It probably would have been a healthy obsession in my case—stopping after a few cute Halloween costumes, some fairly awkward conversations with animals, and an assortment of charming husbands—had it not been for Mulan.
I knew there was no going back from the moment I first watched it. I went from wearing plastic tiaras to whacking my brothers with sticks faster than you can say, “The Huns have invaded China.” Maybe it was the lucky cricket. Maybe it was the silly grandmother. It was probably Mushu. But I like to think that it was watching Mulan discover herself with a sword in hand, rather than in ballroom slippers.
Let’s fast-forward (a shamefully small amount of time) to the present.
Now that I am much older and think about things (before hitting them with sticks), I have long since come to the conclusion that I was merely drawn to a strong, empowered female character. Done. That was easy.
Events transpired, however.
I recently stumbled upon something called the Bechdel Test, which is an unofficial measure of female portrayal in films.
Here is a 20-second history to get you up to speed:
The Bechdel Test was invented by Alison Bechdel and came from a comic titled “The Rule” in her series Dykes to Watch Out For (pictured here).
A movie must meet three very simple criteria in order to pass:
- It must have two female characters (with names)
- They must have a conversation with each other
- That conversation must be about something other than a man
It sounds laughably easy to pass, but it turns out that 69% of IMDB’s top films fail that simple little test.
I’ll admit I was doubtful. I read through page after page about it.
I bet you have a favourite movie, they said. Look it up, they said. YOU WILL BE SUPPRISED BY WHAT DOESN’T PASS, they said.
So I looked it up. I saw a little green check mark next to Mulan. Hah, thought I, and gave my laptop a smug little smile. I was confident in my superior judgement. I was about to move on when the words “although dubious” caught my eye.
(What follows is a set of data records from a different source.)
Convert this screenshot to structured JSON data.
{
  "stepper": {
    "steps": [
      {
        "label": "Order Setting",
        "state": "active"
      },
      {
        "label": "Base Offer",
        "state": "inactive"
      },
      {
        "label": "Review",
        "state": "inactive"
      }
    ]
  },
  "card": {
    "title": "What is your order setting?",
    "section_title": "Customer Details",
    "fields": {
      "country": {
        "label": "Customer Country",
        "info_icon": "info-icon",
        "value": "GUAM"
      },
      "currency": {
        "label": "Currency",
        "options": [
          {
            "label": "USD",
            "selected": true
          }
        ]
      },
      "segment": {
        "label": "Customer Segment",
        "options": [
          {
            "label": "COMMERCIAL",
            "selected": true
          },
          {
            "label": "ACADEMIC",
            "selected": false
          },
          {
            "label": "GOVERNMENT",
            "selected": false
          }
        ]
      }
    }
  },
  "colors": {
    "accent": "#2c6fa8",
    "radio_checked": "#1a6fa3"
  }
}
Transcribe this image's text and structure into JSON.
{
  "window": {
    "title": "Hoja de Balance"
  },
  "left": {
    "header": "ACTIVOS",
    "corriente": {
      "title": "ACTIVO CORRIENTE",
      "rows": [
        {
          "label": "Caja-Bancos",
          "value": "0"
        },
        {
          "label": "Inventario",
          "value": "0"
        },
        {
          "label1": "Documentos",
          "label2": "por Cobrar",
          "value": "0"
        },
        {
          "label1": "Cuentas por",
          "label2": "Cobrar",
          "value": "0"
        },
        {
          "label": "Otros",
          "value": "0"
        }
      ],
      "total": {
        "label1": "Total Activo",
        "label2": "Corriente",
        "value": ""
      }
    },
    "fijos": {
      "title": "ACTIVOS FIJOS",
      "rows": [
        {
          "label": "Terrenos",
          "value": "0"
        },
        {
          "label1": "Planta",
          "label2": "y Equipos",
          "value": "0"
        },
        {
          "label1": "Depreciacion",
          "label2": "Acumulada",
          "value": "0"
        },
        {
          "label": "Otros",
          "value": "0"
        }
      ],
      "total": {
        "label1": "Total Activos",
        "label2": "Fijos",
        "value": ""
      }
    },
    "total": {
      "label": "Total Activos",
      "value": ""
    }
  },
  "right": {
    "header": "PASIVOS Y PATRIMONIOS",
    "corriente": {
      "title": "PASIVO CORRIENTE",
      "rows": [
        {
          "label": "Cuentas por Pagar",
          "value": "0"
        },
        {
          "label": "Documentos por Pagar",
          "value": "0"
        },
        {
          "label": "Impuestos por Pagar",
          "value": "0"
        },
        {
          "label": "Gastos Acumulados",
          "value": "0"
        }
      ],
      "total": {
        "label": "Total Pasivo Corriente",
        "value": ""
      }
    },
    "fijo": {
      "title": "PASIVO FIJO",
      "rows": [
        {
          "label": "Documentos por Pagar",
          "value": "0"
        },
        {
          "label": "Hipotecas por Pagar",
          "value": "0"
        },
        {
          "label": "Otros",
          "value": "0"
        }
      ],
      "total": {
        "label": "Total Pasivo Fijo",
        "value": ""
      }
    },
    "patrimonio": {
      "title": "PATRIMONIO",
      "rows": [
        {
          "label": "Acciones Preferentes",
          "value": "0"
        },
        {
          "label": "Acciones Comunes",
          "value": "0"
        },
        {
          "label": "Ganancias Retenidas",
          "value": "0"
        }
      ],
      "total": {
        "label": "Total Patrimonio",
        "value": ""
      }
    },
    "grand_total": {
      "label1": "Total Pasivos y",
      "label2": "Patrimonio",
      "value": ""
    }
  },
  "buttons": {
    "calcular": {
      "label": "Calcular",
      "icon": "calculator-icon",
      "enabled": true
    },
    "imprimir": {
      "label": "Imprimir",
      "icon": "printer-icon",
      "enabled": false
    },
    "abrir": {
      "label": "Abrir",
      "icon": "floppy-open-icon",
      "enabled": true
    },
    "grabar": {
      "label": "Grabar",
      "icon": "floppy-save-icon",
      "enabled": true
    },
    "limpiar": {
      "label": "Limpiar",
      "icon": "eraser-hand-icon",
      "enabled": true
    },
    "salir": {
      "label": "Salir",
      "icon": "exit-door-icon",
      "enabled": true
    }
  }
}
How could Mulan be dubious? She was the pinnacle of female kickassery, the definition of feisty and unafraid, a raw, unadulterated shock of battle tactics and brute force with some kooky chicken feeding methods to boot. What could possibly be lacking?
Well, it seems that the female conversation was very scant in Mulan. Yes, there was some chit-chat between female ancestors, but they were unnamed. Yes, there was some mother/daughter/grandmother musical numbers, but those all circled around getting ready for the matchmaker to find a good husband. And yes, the protagonist was FEMALE but get this: Mushu had more lines in the film than Mulan did.
Here’s how the movie scraped by:
Fa Li: I should have prayed to the ancestors for luck.
Grandmother Fa: How lucky can they be? They’re dead. Besides, I’ve got all the luck we’ll need.
Fa Li: Grandma, no!
Grandmother Fa: Yep! This cricket’s a lucky one!
How progressive for the dark ages of 1998.
So I re-watched Mulan and came to the conclusion that in terms of women’s representation, it’s far from perfect. But then again, so is the Bechdel Test.
Although there was an utter lack of meaningful, non-male-related conversations between women in the movie, it’s not a stretch to attribute some of that to the largely (and in this case logically) male cast. Not to mention that this test doesn’t take into account the historical context, in which Mulan shows considerable independence and strength of character compared to the rest of the female cast as well as her fellow warriors. So perhaps this test is superficial, but it’s not entirely wrong.
Re-watching Mulan, I realized it wasn’t the perfect embodiment of female power I once believed it to be. Mulan says very few noteworthy things over the course of the movie, and the speaking parts are all largely male. Mulan is fighting for the greater glory of China, but the victory of the movie is more about winning the Emperor’s and her father’s approval, and Li Shang’s admiration.
I’m sad to say that I could summarize Mulan by saying, “Girl pretends to be a man, girl successfully blends in and is a very good man, girl wins huge victory for China and is offered a place as a woman in a man’s world but rejects it to return to domesticity. Then girl gets boy.”
That being said, for me, this movie will always be full of important victories: the cross-dressing imperial army, a Disney princess in armour, the most flattering of compliments (“Um… you… fight good.”), and an unlikely girl showing up all the boys.
But maybe I’ll make room for new heroes.
-Contributed by Katie Schmidt